Obama says his White House ‘didn’t have a scandal that embarrassed us’

President Obama is seen here on November 14, 2013 making a statement regarding the Affordable Care Act in the James S. Brady Press Briefing Room at the White House. (File Photo)

President Barack Obama, speaking in private this week, extolled what he said was the drama-free nature of his White House and said it was a “low bar” now to avoid embarrassing presidential scandals.

It was a veiled but distinct jab at the current occupants of the West Wing, who have weathered a tumultuous year since Obama departed.

“We didn’t have a scandal that embarrassed us,” Obama said during closed-door remarks in Boston on Friday. Audio of the private speech — delivered to hundreds of people attending a sports policy conference — was obtained by the magazine Reason and published Monday. “I know that seems like a low bar.”

“Generally speaking, you didn’t hear about a lot of drama inside our White House,” he added.

The oblique reference to President Donald Trump was one part of a lengthy speech Obama delivered at MIT’s Sloan Sports Analytics Conference last week. Attendees were told the remarks were strictly off-the-record and that recording or reporting on them wasn’t allowed.

According to the audio obtained by Reason, Obama stuck largely to his post-presidential talking points, including bemoaning people who claim climate change doesn’t exist.

“I can’t have that same debate with somebody who just holds up a snowball in the middle of the Senate chamber in winter and says, ‘look there’s no climate change because it’s snowing!’ Which happened by the way. I didn’t just make that up,” he said, referring to a 2015 speech by Sen. James Inhofe, R-Oklahoma.

He also expanded on the role social media platforms play in spreading false or toxic information, saying the US firms had a responsibility to reckon with their own responsibilities.

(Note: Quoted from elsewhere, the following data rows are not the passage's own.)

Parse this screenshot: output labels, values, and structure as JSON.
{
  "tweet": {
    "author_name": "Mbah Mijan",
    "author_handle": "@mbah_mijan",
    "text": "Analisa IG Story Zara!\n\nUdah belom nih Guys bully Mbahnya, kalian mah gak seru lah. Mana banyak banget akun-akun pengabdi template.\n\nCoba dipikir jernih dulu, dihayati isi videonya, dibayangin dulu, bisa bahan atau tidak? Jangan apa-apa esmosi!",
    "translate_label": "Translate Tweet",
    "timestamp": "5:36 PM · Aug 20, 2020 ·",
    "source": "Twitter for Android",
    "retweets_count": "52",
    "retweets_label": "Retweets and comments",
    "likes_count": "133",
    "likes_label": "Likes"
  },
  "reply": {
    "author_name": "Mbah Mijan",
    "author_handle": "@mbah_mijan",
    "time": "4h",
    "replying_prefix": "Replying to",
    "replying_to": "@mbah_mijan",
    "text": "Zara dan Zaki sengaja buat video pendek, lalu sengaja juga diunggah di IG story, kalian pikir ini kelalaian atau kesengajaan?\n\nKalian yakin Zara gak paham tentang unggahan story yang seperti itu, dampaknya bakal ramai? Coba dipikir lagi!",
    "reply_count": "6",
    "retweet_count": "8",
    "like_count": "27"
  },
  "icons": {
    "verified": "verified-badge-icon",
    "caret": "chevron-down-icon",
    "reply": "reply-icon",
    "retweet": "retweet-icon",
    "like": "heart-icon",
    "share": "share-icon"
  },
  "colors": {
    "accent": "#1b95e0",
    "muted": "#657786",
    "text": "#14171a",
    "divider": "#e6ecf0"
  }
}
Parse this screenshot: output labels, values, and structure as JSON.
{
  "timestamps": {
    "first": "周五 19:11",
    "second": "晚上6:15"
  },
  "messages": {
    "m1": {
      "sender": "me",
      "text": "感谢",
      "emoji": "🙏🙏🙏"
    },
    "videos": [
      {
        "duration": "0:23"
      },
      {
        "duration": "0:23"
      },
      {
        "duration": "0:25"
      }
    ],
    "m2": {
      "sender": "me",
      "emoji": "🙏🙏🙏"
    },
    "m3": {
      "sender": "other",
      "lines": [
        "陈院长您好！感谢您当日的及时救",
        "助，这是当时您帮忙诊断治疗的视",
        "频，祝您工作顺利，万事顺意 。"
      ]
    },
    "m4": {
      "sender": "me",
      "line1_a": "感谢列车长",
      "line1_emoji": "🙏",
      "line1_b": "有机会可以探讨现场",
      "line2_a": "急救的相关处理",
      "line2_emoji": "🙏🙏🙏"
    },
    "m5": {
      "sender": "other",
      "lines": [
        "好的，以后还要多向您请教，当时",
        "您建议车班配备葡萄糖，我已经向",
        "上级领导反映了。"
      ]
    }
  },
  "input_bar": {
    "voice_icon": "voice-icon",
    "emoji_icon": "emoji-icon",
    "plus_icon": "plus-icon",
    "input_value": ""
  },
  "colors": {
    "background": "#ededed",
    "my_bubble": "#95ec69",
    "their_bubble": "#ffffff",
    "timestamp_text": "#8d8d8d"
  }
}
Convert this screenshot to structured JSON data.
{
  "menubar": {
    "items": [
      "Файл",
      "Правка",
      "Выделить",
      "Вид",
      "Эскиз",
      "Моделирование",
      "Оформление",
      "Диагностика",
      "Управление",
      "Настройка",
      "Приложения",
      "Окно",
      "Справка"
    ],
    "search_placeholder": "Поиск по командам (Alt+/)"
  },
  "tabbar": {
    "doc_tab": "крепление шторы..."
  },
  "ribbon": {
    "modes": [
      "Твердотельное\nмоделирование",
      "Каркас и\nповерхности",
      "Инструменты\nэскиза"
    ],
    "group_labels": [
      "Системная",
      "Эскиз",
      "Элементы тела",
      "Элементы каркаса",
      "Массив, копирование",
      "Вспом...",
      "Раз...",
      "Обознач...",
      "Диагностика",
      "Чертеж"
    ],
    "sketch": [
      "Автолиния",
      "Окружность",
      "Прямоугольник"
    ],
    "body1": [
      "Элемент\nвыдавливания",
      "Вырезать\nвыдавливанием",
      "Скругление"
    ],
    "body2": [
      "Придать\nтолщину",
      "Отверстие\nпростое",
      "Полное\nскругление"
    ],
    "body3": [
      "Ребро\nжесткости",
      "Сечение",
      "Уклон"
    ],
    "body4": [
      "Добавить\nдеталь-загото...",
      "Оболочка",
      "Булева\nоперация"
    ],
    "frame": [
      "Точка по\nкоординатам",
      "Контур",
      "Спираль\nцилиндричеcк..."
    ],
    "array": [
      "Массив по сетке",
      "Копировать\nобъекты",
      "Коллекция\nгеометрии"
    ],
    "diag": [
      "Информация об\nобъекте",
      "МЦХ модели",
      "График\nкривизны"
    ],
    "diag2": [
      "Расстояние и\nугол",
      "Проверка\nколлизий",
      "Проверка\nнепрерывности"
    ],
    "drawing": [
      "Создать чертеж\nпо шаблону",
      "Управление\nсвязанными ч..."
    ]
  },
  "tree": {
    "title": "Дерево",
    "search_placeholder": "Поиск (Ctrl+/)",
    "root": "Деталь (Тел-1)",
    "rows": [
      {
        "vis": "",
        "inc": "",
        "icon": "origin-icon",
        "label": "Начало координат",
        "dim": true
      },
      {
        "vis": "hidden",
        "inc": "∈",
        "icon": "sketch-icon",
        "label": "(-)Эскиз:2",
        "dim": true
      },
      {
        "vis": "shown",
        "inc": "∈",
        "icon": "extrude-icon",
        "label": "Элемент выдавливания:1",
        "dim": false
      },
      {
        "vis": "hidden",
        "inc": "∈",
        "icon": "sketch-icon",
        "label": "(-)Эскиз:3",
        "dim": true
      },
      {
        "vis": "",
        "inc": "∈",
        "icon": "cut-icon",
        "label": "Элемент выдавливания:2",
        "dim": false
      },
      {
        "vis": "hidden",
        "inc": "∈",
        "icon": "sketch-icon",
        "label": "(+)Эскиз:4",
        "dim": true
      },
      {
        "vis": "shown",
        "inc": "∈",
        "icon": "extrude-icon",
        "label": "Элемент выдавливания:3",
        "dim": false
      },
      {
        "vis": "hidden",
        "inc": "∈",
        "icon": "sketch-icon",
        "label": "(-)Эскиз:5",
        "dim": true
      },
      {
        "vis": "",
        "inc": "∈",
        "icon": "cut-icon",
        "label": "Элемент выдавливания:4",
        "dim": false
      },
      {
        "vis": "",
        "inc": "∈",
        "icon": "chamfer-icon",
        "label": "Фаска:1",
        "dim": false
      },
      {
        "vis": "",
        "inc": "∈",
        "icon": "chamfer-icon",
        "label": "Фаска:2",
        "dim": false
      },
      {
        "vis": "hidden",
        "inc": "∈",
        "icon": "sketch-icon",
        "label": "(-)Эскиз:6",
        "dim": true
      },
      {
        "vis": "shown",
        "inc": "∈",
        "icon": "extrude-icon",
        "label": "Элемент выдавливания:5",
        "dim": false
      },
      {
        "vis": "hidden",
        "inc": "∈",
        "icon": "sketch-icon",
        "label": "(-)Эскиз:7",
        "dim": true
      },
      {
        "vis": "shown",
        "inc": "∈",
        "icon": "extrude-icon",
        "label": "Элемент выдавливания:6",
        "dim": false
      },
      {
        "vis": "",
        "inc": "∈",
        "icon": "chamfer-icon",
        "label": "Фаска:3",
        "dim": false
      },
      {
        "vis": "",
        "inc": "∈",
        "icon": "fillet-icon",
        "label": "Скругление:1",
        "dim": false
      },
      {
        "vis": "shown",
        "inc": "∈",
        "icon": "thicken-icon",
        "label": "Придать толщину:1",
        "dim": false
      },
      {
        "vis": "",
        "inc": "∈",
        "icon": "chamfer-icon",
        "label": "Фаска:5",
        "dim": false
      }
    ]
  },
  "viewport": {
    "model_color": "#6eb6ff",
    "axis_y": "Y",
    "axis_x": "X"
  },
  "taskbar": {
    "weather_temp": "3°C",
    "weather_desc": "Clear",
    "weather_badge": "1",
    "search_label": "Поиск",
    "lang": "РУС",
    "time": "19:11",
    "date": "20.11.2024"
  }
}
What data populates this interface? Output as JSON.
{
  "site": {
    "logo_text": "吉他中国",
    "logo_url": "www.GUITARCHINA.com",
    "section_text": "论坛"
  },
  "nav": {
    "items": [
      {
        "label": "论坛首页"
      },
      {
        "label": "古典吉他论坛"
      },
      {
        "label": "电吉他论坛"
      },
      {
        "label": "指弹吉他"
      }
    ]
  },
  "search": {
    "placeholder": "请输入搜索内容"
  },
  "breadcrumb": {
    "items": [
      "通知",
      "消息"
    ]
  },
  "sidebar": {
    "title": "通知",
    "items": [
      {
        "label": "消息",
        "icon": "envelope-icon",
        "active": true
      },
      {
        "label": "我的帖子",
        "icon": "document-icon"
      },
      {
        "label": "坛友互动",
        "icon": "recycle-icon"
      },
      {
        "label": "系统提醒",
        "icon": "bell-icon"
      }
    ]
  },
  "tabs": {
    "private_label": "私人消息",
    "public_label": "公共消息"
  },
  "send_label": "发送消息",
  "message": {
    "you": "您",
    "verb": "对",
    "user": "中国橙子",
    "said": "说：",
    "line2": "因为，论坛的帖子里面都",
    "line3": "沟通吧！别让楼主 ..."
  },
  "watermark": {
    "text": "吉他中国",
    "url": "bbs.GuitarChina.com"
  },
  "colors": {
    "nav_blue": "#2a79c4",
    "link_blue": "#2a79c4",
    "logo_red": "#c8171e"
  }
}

“I do think the large platforms — Google and Facebook being the most obvious, Twitter and others as well, are part of that ecosystem — have to have a conversation about their business model that recognizes they are a public good as well as a commercial enterprise,” he said. “They’re not just an invisible platform, they’re shaping our culture in powerful ways.”